'Women Who Lead' Series Concludes With a Power Message for Career Advancement

By: Christine Condon

The final episode in the "Women Who Lead" video series, which was created in partnership by the 92Y Women in Power Fellowship Program and Ellevate Network, ends with a message every woman needs to hear: "Lead your change. Lead yourself."

Susan Avarde, former head of Global Branding, Citigroup Inc. & CitiWoman, illuminates how to best set your career on a trajectory for success -- as well as how to best avoid career stagnation. Susan brings up an interesting point you don't often hear: women get a lot of advice.

"If you look at women vs. men, we get too much advice," says Susan. "It's great but we get under-sponsored." She makes the distinction between being simply mentored and having someone advocate to take your career to the next level. In other words, it would be ideal to get through the mentoring phase and move on to have an active sponsor.

"Mentoring is great when you're younger," Susan adds. "All advice is welcome. But there is a certain point when you really need somebody to actively leverage their political capital and... pave the way for you."

The real key to advancement is to be constantly learning and growing -- and taking risks to do so.

"The best advice I was given was, 'Don't be too patient.' Sometimes you do need to move from one company to another company to ensure your learning curve is moving along at a pace that you need it to do," says Susan. "I think the next generations of women coming up are going to find that the pace of change is even quicker and therefore staying within one company in the early parts of your career, I think, can just slow you down."

The danger of staying with one company for too long is that people may not be really seeing you -- seeing your talents for what they are worth or seeing your potential. Susan fears it would probably take too long to change their perception to stay on indefinitely.

"Go for the learning opportunity," she says. "Move. Don't be afraid to move to do that. Move across the country; move within the city. Then you've got a pretty deep reservoir of learnings in your mid-to-later career to draw from."

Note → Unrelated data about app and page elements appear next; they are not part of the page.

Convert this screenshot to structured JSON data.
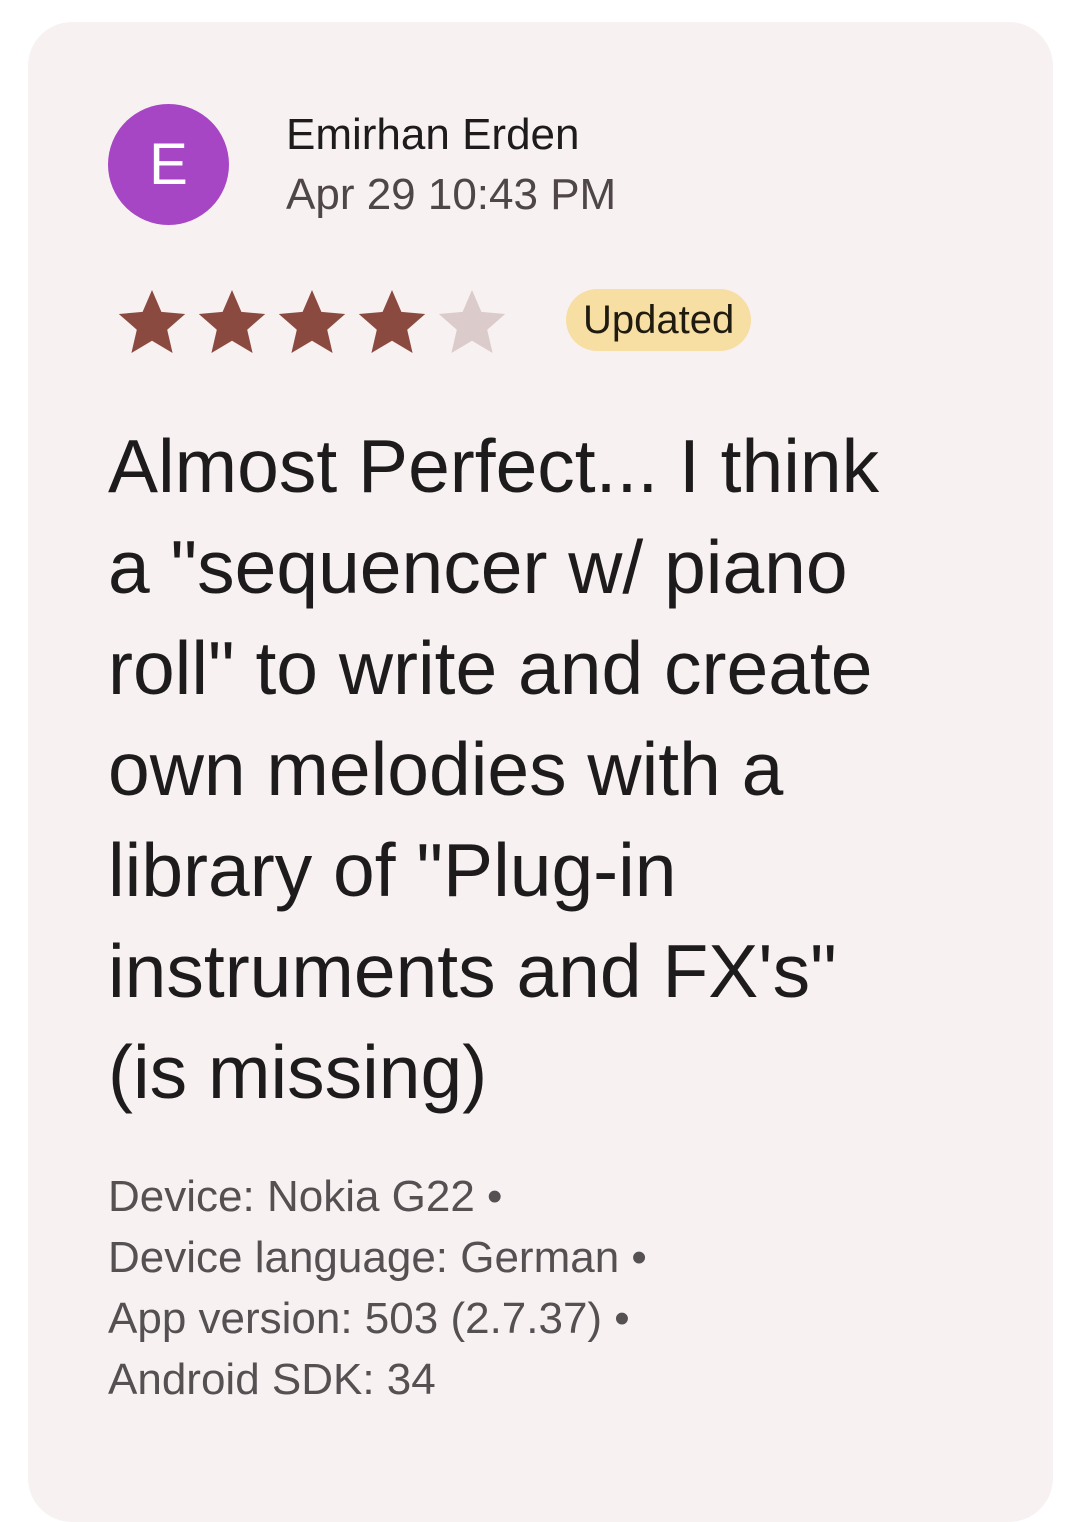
{
  "review": {
    "author_initial": "E",
    "author_name": "Emirhan Erden",
    "timestamp": "Apr 29 10:43 PM",
    "rating": 4,
    "rating_max": 5,
    "badge": "Updated",
    "text": "Almost Perfect... I think\na \"sequencer w/ piano\nroll\" to write and create\nown melodies with a\nlibrary of \"Plug-in\ninstruments and FX's\"\n(is missing)",
    "meta": [
      "Device: Nokia G22 •",
      "Device language: German •",
      "App version: 503 (2.7.37) •",
      "Android SDK: 34"
    ]
  },
  "colors": {
    "card_background": "#f8f1f2",
    "avatar": "#a746c4",
    "star_filled": "#8b4a3f",
    "star_empty": "#dccbcb",
    "badge_background": "#f7dea2"
  },
  "icons": {
    "star_filled": "star-filled-icon",
    "star_empty": "star-empty-icon"
  }
}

Finally, take ownership of your destiny and your career path. Susan says, "Lead your change. Lead yourself. Don't wait for others to find that opportunity for you."